It’s essential to recognize that hypersensitivity to criticism is a complex and multifaceted phenomenon. Different individuals may have unique combinations of these factors influencing their reactions. Addressing hypersensitivity often involves a combination of self-awareness, therapeutic interventions, and developing healthier coping mechanisms to navigate criticism more constructively.

Becoming less critical around hypersensitive individuals is a journey of empathy, effective communication, and creating a nurturing environment. By understanding their emotional sensitivities, adjusting communication styles, and fostering an atmosphere of support, you can contribute to healthier and more harmonious relationships. Embracing compassion and patience will not only benefit hypersensitive individuals but also create a more positive and inclusive social dynamic for everyone involved. This is how to be less critical around hypersensitive individuals.


Comments: 3

  1. […] them of your love, admiration, respect or friendship as the case may be. Some individuals are more sensitive to criticism than others and it’s useful to remember […]

  2. My daughter is incredibly sensitive. She is a perfectionist, has low self-esteem, and struggles with an anxiety disorder. It can be really hard to communicate with her and I have to be conscious all the time of how I phrase things which is really exhausting. She is undergoing therapy which is helping her a lot and I’m working hard on my patience and empathy.
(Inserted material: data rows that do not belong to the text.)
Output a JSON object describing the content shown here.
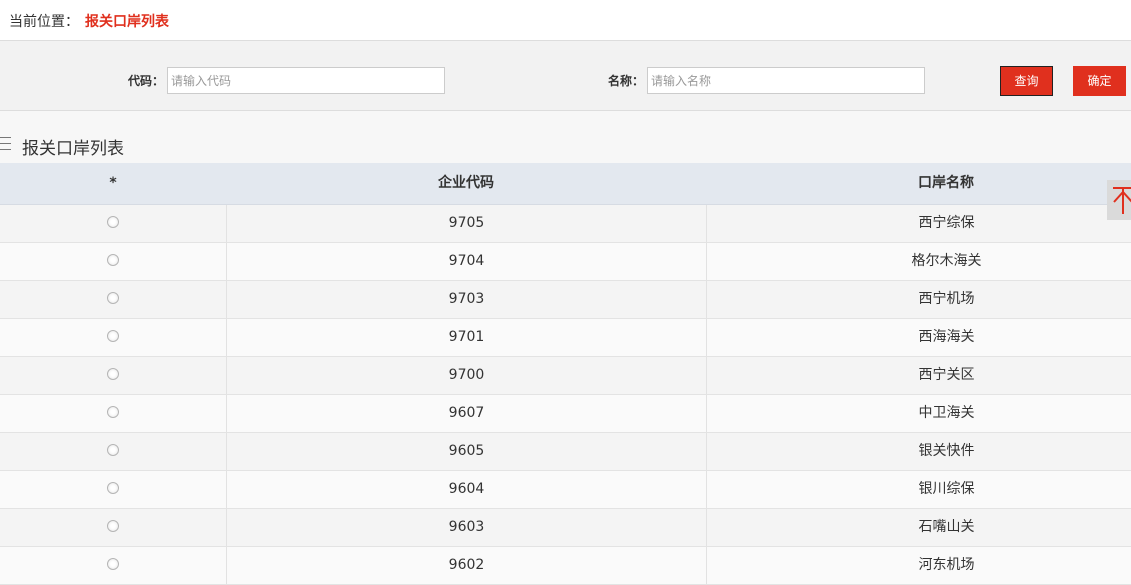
{
  "breadcrumb": {
    "label": "当前位置：",
    "current": "报关口岸列表"
  },
  "search": {
    "code_label": "代码：",
    "code_placeholder": "请输入代码",
    "name_label": "名称：",
    "name_placeholder": "请输入名称",
    "query_button": "查询",
    "confirm_button": "确定"
  },
  "section": {
    "title": "报关口岸列表",
    "icon": "menu-icon"
  },
  "table": {
    "columns": [
      "*",
      "企业代码",
      "口岸名称"
    ],
    "rows": [
      {
        "code": "9705",
        "name": "西宁综保"
      },
      {
        "code": "9704",
        "name": "格尔木海关"
      },
      {
        "code": "9703",
        "name": "西宁机场"
      },
      {
        "code": "9701",
        "name": "西海海关"
      },
      {
        "code": "9700",
        "name": "西宁关区"
      },
      {
        "code": "9607",
        "name": "中卫海关"
      },
      {
        "code": "9605",
        "name": "银关快件"
      },
      {
        "code": "9604",
        "name": "银川综保"
      },
      {
        "code": "9603",
        "name": "石嘴山关"
      },
      {
        "code": "9602",
        "name": "河东机场"
      }
    ]
  },
  "colors": {
    "accent": "#e0301e",
    "header_bg": "#e3e8ef"
  },
  "back_to_top": {
    "icon": "arrow-up-icon"
  }
}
    • Brana Dane says:

      Sounds like you’re doing well to respect your daughters natural temperament and also get her help to handle stress. Thank you so much for sharing!!!

Leave a Reply